Getting vaccinated for mpox can reduce your chance of getting mpox, and it can reduce symptoms if you do get it. Eligible New Yorkers can get the JYNNEOSTM vaccine.
We are still learning about how well the vaccine can protect you. Even after getting vaccinated, you should still take precautions, especially if you are at high risk for severe illness from mpox.
Eligibility for mpox vaccination may change as the outbreak evolves and based on vaccine supply. Vaccination is free and available regardless of immigration status or residency.
The following people are eligible to be vaccinated in NYC:
People who are breastfeeding or pregnant who are otherwise eligible for vaccination can get vaccinated. For more information, see the JYNNEOS FAQ.
If you have had mpox, then you likely have some protection against another infection and are currently not eligible to get vaccinated. Most people who were diagnosed with mpox after getting their first dose of the vaccine do not need a second dose. People who are immunocompromised should speak with their provider about whether a second dose is necessary.
People with certain allergies to vaccine ingredients or chicken or egg protein should talk to a health care provider to confirm if they should get the vaccine. If you do not have a provider, call 311 or search the NYC Health Map.
The current mpox outbreak has affected some people more than others. In addition, the risk of getting mpox is higher among people who engage in certain activities or have certain health conditions. Based on this, the JYNNEOS vaccine is recommended for people who meet the above eligibility criteria and:
You can get the JYNNEOS vaccine at the same time as most vaccines, including the flu, human papilloma virus (HPV), hepatitis A, hepatitis B, meningococcal and herpes zoster (shingles) vaccines.
You can get the JYNNEOS vaccine before, after, or at the same time as COVID-19 vaccines too. However, people at increased risk of myocarditis (inflammation of the heart), particularly males ages 12 to 39, can consider waiting four weeks between getting the JYNNEOS and COVID-19 vaccines. This is because there is a rare risk of developing myocarditis after COVID-19 vaccination. And while JYNNEOS clinical trials did not show an increased risk of myocarditis following vaccination, it is possible there is a risk.
If you know you were recently exposed to mpox, you should not delay getting the JYNNEOS vaccine, even if you recently got a COVID-19 vaccine.
For others, in deciding whether to delay getting either vaccine, consider your risk of exposure and risk of severe illness from COVID-19 and mpox. Talk to your health care provider if you have questions about timing of vaccination.
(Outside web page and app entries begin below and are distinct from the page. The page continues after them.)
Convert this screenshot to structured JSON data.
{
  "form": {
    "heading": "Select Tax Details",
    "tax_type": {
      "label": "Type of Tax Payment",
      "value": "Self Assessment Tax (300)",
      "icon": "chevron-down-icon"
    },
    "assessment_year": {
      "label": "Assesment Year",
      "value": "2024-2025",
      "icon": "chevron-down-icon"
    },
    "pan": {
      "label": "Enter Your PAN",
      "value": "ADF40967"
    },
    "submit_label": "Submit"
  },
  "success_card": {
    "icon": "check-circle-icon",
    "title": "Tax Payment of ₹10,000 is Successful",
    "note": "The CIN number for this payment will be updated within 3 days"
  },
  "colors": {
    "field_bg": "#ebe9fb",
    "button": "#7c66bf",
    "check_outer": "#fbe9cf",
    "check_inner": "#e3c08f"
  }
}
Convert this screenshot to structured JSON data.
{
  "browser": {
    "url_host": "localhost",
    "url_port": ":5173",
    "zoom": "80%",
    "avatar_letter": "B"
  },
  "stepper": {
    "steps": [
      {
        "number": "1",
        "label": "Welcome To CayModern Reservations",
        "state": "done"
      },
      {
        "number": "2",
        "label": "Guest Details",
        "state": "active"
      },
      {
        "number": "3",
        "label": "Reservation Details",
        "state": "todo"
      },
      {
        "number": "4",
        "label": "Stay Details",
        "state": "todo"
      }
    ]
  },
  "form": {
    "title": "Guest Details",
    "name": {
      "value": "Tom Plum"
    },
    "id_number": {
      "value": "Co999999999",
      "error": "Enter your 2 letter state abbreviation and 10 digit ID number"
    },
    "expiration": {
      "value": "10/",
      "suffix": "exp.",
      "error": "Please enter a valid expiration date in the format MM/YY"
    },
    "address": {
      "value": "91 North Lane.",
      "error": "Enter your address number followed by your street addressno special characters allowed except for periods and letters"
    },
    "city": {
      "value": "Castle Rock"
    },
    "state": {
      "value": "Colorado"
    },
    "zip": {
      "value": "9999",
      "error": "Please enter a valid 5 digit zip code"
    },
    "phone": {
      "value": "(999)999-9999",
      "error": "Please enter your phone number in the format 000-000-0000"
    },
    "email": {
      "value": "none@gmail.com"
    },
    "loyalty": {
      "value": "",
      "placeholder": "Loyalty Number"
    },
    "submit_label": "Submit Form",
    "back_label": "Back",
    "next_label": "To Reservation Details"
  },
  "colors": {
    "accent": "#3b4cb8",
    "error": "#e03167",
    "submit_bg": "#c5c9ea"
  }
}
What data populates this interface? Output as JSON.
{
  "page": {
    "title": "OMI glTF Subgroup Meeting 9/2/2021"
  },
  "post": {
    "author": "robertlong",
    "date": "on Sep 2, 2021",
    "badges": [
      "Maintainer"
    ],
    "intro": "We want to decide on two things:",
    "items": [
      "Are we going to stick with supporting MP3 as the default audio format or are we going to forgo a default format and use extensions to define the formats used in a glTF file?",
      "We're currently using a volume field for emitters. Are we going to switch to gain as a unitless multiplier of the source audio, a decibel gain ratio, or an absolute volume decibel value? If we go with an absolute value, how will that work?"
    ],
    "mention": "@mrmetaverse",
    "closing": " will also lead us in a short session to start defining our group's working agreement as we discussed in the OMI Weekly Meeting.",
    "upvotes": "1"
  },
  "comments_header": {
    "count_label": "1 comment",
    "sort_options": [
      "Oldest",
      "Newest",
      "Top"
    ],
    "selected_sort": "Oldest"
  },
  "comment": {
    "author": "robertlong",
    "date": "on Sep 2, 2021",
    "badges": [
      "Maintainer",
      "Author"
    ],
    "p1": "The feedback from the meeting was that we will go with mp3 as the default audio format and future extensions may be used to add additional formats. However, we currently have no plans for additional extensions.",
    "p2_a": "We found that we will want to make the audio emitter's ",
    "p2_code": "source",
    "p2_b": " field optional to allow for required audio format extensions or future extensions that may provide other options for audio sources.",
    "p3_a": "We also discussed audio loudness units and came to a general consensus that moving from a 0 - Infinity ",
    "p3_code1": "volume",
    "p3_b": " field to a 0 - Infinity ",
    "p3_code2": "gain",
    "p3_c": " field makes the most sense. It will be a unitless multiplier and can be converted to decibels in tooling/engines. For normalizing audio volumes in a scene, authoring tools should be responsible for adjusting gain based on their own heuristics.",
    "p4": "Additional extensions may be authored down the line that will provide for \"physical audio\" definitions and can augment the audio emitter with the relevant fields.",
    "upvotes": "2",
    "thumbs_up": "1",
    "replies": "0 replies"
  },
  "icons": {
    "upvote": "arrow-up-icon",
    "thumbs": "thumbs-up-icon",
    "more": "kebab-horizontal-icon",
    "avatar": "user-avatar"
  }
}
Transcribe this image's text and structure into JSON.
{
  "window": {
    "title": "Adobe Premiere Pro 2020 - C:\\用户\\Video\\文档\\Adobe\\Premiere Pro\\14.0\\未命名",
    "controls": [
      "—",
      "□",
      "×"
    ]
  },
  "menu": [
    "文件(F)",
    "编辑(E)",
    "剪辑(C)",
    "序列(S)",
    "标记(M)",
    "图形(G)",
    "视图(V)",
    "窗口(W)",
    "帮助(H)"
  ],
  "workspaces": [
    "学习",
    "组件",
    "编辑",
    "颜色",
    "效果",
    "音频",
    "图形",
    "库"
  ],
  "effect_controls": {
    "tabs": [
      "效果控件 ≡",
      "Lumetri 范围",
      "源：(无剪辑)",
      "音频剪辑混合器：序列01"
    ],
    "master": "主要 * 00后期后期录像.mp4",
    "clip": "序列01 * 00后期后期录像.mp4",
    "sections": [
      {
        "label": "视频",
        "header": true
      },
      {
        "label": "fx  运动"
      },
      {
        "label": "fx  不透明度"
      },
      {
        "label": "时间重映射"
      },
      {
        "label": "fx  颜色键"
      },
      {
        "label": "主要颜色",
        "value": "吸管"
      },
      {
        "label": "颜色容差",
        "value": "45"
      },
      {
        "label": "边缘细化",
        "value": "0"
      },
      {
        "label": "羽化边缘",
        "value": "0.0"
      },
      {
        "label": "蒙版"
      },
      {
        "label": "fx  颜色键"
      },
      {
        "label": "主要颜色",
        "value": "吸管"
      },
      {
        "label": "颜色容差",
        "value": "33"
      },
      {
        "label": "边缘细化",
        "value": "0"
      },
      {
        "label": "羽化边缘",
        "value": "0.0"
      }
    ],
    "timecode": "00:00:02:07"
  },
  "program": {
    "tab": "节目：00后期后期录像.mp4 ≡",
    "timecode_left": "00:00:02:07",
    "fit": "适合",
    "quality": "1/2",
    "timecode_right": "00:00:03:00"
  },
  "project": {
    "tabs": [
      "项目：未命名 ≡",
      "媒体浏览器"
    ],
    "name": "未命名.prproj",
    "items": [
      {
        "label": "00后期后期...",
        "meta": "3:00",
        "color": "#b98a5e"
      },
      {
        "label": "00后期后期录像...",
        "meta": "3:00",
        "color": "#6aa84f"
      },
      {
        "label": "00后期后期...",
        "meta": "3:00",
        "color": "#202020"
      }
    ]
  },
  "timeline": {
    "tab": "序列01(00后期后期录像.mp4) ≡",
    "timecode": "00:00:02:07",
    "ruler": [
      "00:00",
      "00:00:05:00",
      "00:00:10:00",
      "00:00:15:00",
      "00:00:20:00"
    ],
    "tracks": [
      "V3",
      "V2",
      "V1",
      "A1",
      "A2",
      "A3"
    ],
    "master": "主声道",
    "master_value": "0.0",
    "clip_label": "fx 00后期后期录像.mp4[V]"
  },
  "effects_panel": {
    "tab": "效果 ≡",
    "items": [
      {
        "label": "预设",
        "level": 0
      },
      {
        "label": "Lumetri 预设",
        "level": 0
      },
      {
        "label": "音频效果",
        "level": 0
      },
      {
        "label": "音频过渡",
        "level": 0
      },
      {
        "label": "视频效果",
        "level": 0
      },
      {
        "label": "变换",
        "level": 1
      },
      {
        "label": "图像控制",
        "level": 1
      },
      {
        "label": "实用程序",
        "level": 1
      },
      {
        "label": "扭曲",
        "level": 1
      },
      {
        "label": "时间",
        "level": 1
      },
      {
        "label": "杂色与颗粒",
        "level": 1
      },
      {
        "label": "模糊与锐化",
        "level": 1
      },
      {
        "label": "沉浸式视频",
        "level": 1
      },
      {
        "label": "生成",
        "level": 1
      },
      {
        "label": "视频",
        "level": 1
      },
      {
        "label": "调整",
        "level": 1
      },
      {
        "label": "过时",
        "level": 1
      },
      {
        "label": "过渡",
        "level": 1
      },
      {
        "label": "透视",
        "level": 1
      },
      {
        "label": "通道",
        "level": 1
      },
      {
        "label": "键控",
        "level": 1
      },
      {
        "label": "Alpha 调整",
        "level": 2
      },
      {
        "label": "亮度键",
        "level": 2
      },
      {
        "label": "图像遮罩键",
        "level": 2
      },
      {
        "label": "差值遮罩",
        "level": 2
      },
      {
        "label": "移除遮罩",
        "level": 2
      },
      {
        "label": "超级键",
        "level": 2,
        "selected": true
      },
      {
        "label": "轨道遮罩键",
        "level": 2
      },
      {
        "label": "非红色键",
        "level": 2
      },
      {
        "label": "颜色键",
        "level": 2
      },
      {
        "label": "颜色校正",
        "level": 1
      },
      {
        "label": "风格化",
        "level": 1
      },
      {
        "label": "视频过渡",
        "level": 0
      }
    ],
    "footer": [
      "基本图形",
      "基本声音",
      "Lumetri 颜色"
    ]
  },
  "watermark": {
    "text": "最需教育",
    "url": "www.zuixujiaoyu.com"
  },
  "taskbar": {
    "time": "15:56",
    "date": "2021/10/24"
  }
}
Common side effects of the JYNNEOS vaccine include tiredness, headache and muscle pain. There may also be redness, swelling, soreness and itchiness where you received the injection. Generally, the injection site side effects from an intradermal injection are worse and last longer than those from a subcutaneous injection.
Intradermal injections can result in long-term or permanent scarring, discoloration and thinning of the skin at the injection site. The risk for these types of reactions is higher for people with darker skin.
People will be asked at the vaccination site whether they have a history of keloid scars, and those who do will be offered subcutaneous administration.